UNIDENTIFIED WOMAN #9: Oh, my goodness.


GROSS: Alexis Madrigal is a visiting scholar at Berkeley Center for Science, Technology, Medicine and Society and is the Silicon Valley bureau chief for the Fusion Cable and Digital Network.

Transcripts are created on a rush deadline, and accuracy and availability may vary. This text may not be in its final form and may be updated or revised in the future. Please be aware that the authoritative record of Fresh Air interviews and reviews are the audio recordings of each segment.

You May Also like

Did you know you can create a shareable playlist?


Recently on Fresh Air Available to Play on NPR


Daughter of Warhol star looks back on a bohemian childhood in the Chelsea Hotel

Alexandra Auder's mother, Viva, was one of Andy Warhol's muses. Growing up in Warhol's orbit meant Auder's childhood was an unusual one. For several years, Viva, Auder and Auder's younger half-sister, Gaby Hoffmann, lived in the Chelsea Hotel in Manhattan.
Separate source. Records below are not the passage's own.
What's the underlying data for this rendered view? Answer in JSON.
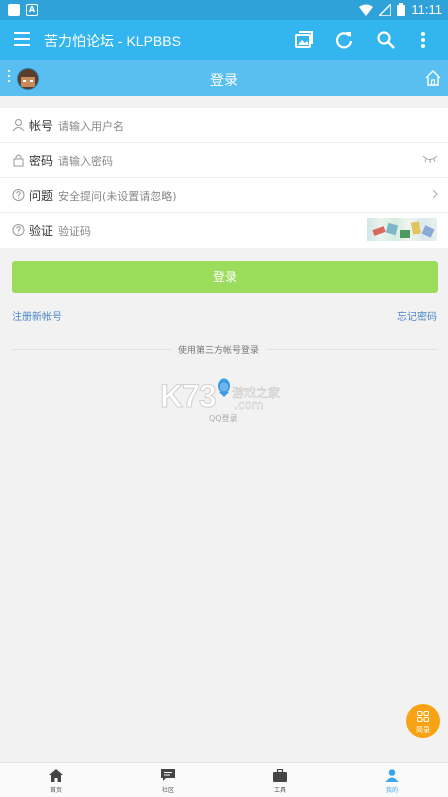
{
  "status_bar": {
    "time": "11:11",
    "notification_letter": "A"
  },
  "app_bar": {
    "title": "苦力怕论坛 - KLPBBS"
  },
  "sub_bar": {
    "title": "登录"
  },
  "form": {
    "account": {
      "label": "帐号",
      "placeholder": "请输入用户名"
    },
    "password": {
      "label": "密码",
      "placeholder": "请输入密码"
    },
    "question": {
      "label": "问题",
      "value": "安全提问(未设置请忽略)"
    },
    "captcha": {
      "label": "验证",
      "placeholder": "验证码"
    }
  },
  "login_button": "登录",
  "register_link": "注册新帐号",
  "forgot_link": "忘记密码",
  "third_party_label": "使用第三方帐号登录",
  "qq_label": "QQ登录",
  "watermark": {
    "brand": "K73",
    "site_name": "游戏之家",
    "domain": ".com"
  },
  "fab_label": "简录",
  "tabs": [
    {
      "label": "首页",
      "icon": "home-icon"
    },
    {
      "label": "社区",
      "icon": "chat-icon"
    },
    {
      "label": "工具",
      "icon": "toolbox-icon"
    },
    {
      "label": "我的",
      "icon": "person-icon"
    }
  ],
  "colors": {
    "app_bar": "#33b5f0",
    "sub_bar": "#59bef0",
    "login_button": "#9bdc5d",
    "fab": "#f8a315",
    "active_tab": "#3aa8e8"
  }
}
It was was famous for having been home to Leonard Cohen, Dylan Thomas, Virgil Thomson, and Bob Dylan, among others.


This fake 'Jury Duty' really put James Marsden's improv chops on trial

In the series Jury Duty, a solar contractor named Ronald Gladden has agreed to participate in what he believes is a documentary about the experience of being a juror--but what Ronald doesn't know is that the whole thing is fake.


This Romanian film about immigration and vanishing jobs hits close to home

R.M.N. is based on an actual 2020 event in Ditr─âu, Romania, where 1,800 villagers voted to expel three Sri Lankans who worked at their local bakery.

There are more than 22,000 Fresh Air segments.

Let us help you find exactly what you want to hear.
Just play me something
Your Queue

Would you like to make a playlist based on your queue?

Generate & Share View/Edit Your Queue